## TASK DESCRIPTION
Leave the pictures out, and repeat exactly every line from the one with "Parse this screenshot: output" through the end of the data below.

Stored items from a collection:
■ ■ ■

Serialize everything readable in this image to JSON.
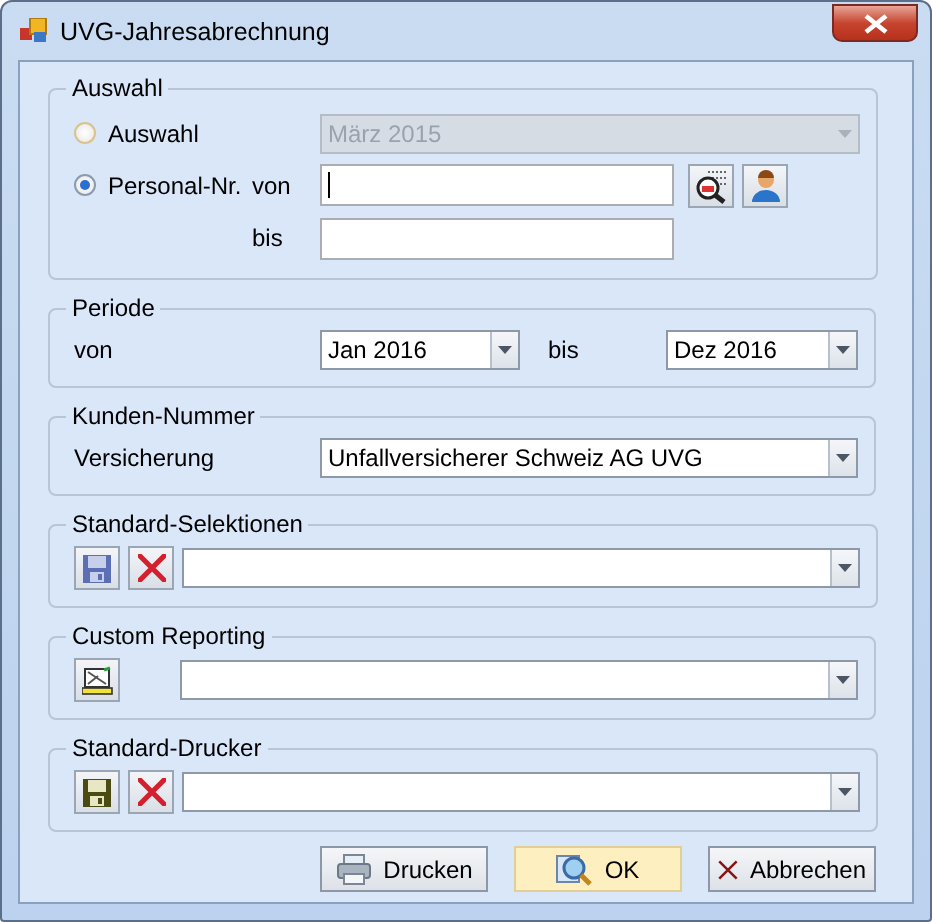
{
  "window": {
    "title": "UVG-Jahresabrechnung"
  },
  "auswahl": {
    "title": "Auswahl",
    "options": [
      {
        "label": "Auswahl",
        "selected": false
      },
      {
        "label": "Personal-Nr.",
        "selected": true
      }
    ],
    "month_select": {
      "value": "März 2015",
      "disabled": true
    },
    "from_field": {
      "label": "von",
      "focused": true
    },
    "to_field": {
      "label": "bis",
      "focused": false
    }
  },
  "periode": {
    "title": "Periode",
    "from_label": "von",
    "from_value": "Jan 2016",
    "to_label": "bis",
    "to_value": "Dez 2016"
  },
  "kunden": {
    "title": "Kunden-Nummer",
    "label": "Versicherung",
    "value": "Unfallversicherer Schweiz AG UVG"
  },
  "tool_groups": [
    {
      "title": "Standard-Selektionen",
      "tools": [
        {
          "kind": "save",
          "disabled": true
        },
        {
          "kind": "delete",
          "disabled": false
        }
      ]
    },
    {
      "title": "Custom Reporting",
      "tools": [
        {
          "kind": "report",
          "disabled": false
        }
      ]
    },
    {
      "title": "Standard-Drucker",
      "tools": [
        {
          "kind": "save",
          "disabled": false
        },
        {
          "kind": "delete",
          "disabled": false
        }
      ]
    }
  ],
  "buttons": [
    {
      "label": "Drucken",
      "kind": "print",
      "default": false
    },
    {
      "label": "OK",
      "kind": "ok",
      "default": true
    },
    {
      "label": "Abbrechen",
      "kind": "cancel",
      "default": false
    }
  ]
}
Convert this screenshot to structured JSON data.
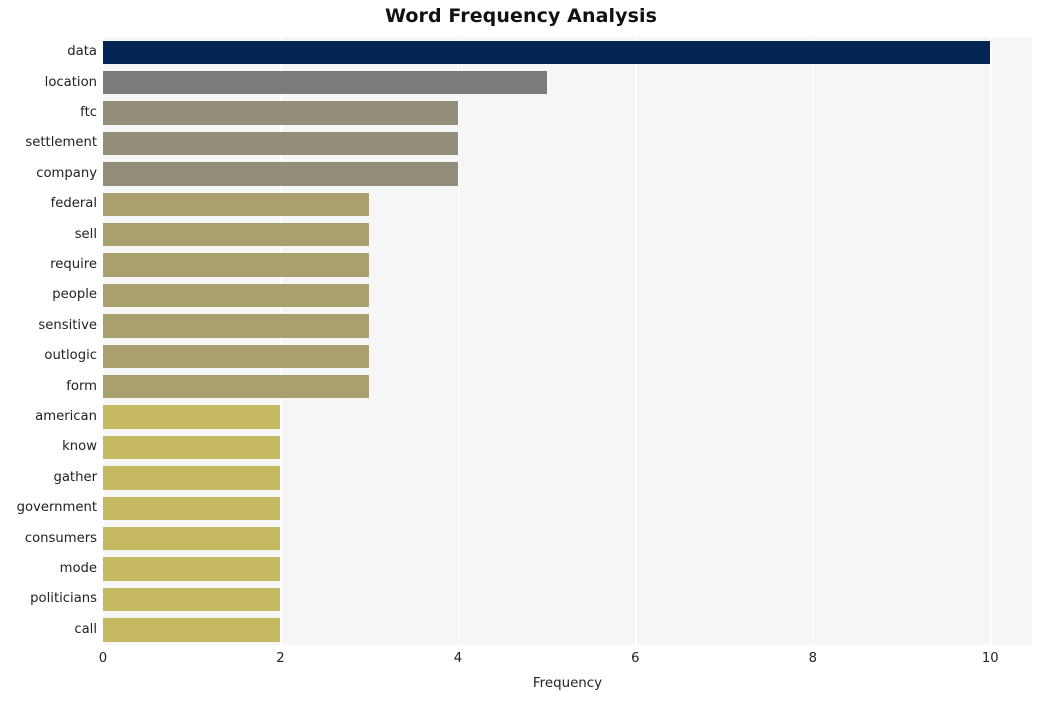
{
  "chart_data": {
    "type": "bar",
    "orientation": "horizontal",
    "title": "Word Frequency Analysis",
    "xlabel": "Frequency",
    "ylabel": "",
    "categories": [
      "data",
      "location",
      "ftc",
      "settlement",
      "company",
      "federal",
      "sell",
      "require",
      "people",
      "sensitive",
      "outlogic",
      "form",
      "american",
      "know",
      "gather",
      "government",
      "consumers",
      "mode",
      "politicians",
      "call"
    ],
    "values": [
      10,
      5,
      4,
      4,
      4,
      3,
      3,
      3,
      3,
      3,
      3,
      3,
      2,
      2,
      2,
      2,
      2,
      2,
      2,
      2
    ],
    "bar_colors": [
      "#032553",
      "#7d7b79",
      "#938e79",
      "#938e79",
      "#938e79",
      "#aa9f6e",
      "#aa9f6e",
      "#aa9f6e",
      "#aa9f6e",
      "#aa9f6e",
      "#aa9f6e",
      "#aa9f6e",
      "#c4b860",
      "#c4b860",
      "#c4b860",
      "#c4b860",
      "#c4b860",
      "#c4b860",
      "#c4b860",
      "#c4b860"
    ],
    "xlim": [
      0,
      10.47
    ],
    "xticks": [
      0,
      2,
      4,
      6,
      8,
      10
    ],
    "xtick_labels": [
      "0",
      "2",
      "4",
      "6",
      "8",
      "10"
    ],
    "grid": true,
    "grid_axis": "x",
    "grid_color": "#ffffff",
    "legend": null,
    "plot_background": "#f6f6f7",
    "figure_background": "#ffffff"
  },
  "style": {
    "title_color": "#111111",
    "tick_color": "#222222"
  }
}
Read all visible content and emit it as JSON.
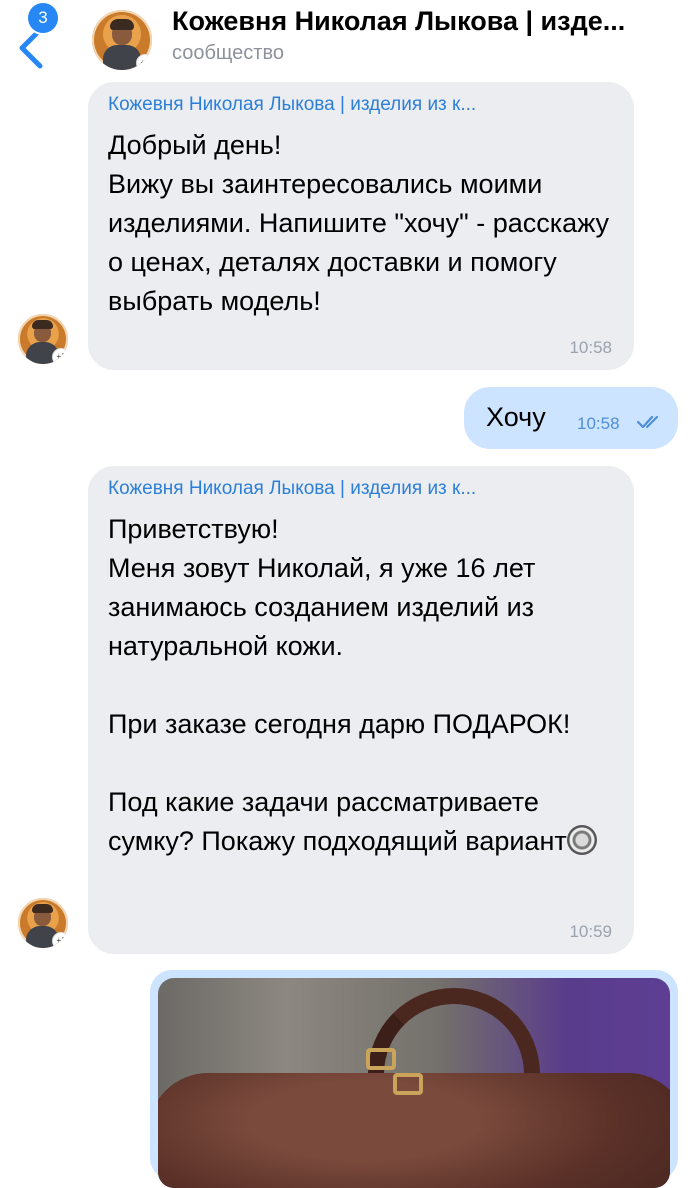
{
  "header": {
    "unread_badge": "3",
    "title": "Кожевня Николая Лыкова | изде...",
    "subtitle": "сообщество"
  },
  "messages": [
    {
      "sender": "Кожевня Николая Лыкова | изделия из к...",
      "text": "Добрый день!\nВижу вы заинтересовались моими изделиями. Напишите \"хочу\" - расскажу о ценах, деталях доставки и помогу выбрать модель!",
      "time": "10:58"
    },
    {
      "text": "Хочу",
      "time": "10:58",
      "status_icon": "double-check-icon"
    },
    {
      "sender": "Кожевня Николая Лыкова | изделия из к...",
      "text": "Приветствую!\nМеня зовут Николай, я уже 16 лет занимаюсь созданием изделий из натуральной кожи.\n\nПри заказе сегодня дарю ПОДАРОК!\n\nПод какие задачи рассматриваете сумку? Покажу подходящий вариант",
      "emoji": "radio-button-emoji",
      "time": "10:59"
    }
  ],
  "colors": {
    "accent": "#2787f5",
    "incoming_bubble": "#ebedf0",
    "outgoing_bubble": "#cce4ff",
    "sender_name": "#2c7fd9",
    "time_gray": "#99a2ad"
  }
}
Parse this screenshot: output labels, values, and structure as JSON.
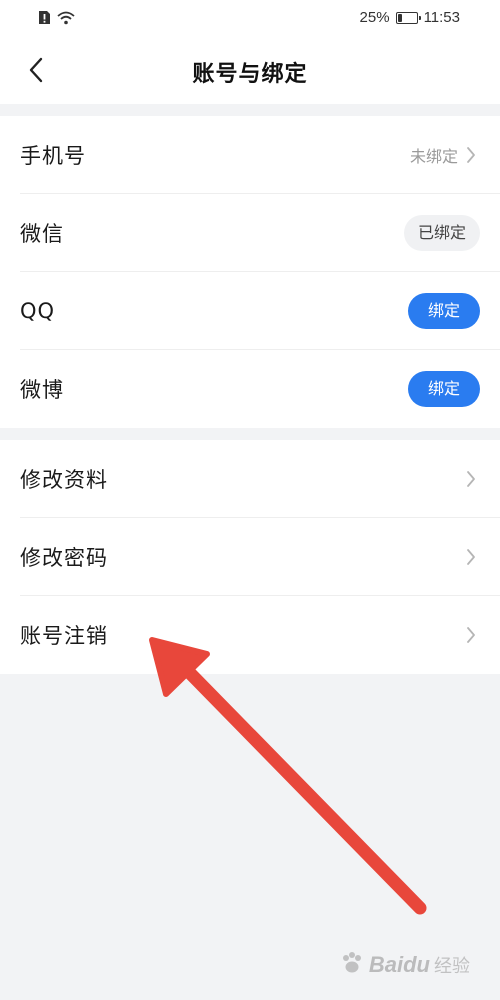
{
  "status_bar": {
    "battery_percent_text": "25%",
    "battery_level": 0.25,
    "time": "11:53",
    "icons": [
      "sim-alert-icon",
      "wifi-icon",
      "battery-icon"
    ]
  },
  "nav": {
    "title": "账号与绑定",
    "back_icon": "chevron-left-icon"
  },
  "section_bindings": {
    "phone": {
      "label": "手机号",
      "status": "未绑定"
    },
    "wechat": {
      "label": "微信",
      "status": "已绑定"
    },
    "qq": {
      "label": "QQ",
      "button": "绑定"
    },
    "weibo": {
      "label": "微博",
      "button": "绑定"
    }
  },
  "section_account": {
    "edit_profile": {
      "label": "修改资料"
    },
    "change_password": {
      "label": "修改密码"
    },
    "deactivate": {
      "label": "账号注销"
    }
  },
  "watermark": {
    "brand": "Baidu",
    "sub": "经验"
  },
  "colors": {
    "accent": "#2a7cf0",
    "background": "#f2f3f5",
    "arrow": "#e8473b"
  }
}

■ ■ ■

## WRITTEN SOLUTION
Parse this screenshot: output labels, values, and structure as JSON.
{
  "status_bar": {
    "battery_percent_text": "25%",
    "battery_level": 0.25,
    "time": "11:53",
    "icons": [
      "sim-alert-icon",
      "wifi-icon",
      "battery-icon"
    ]
  },
  "nav": {
    "title": "账号与绑定",
    "back_icon": "chevron-left-icon"
  },
  "section_bindings": {
    "phone": {
      "label": "手机号",
      "status": "未绑定"
    },
    "wechat": {
      "label": "微信",
      "status": "已绑定"
    },
    "qq": {
      "label": "QQ",
      "button": "绑定"
    },
    "weibo": {
      "label": "微博",
      "button": "绑定"
    }
  },
  "section_account": {
    "edit_profile": {
      "label": "修改资料"
    },
    "change_password": {
      "label": "修改密码"
    },
    "deactivate": {
      "label": "账号注销"
    }
  },
  "watermark": {
    "brand": "Baidu",
    "sub": "经验"
  },
  "colors": {
    "accent": "#2a7cf0",
    "background": "#f2f3f5",
    "arrow": "#e8473b"
  }
}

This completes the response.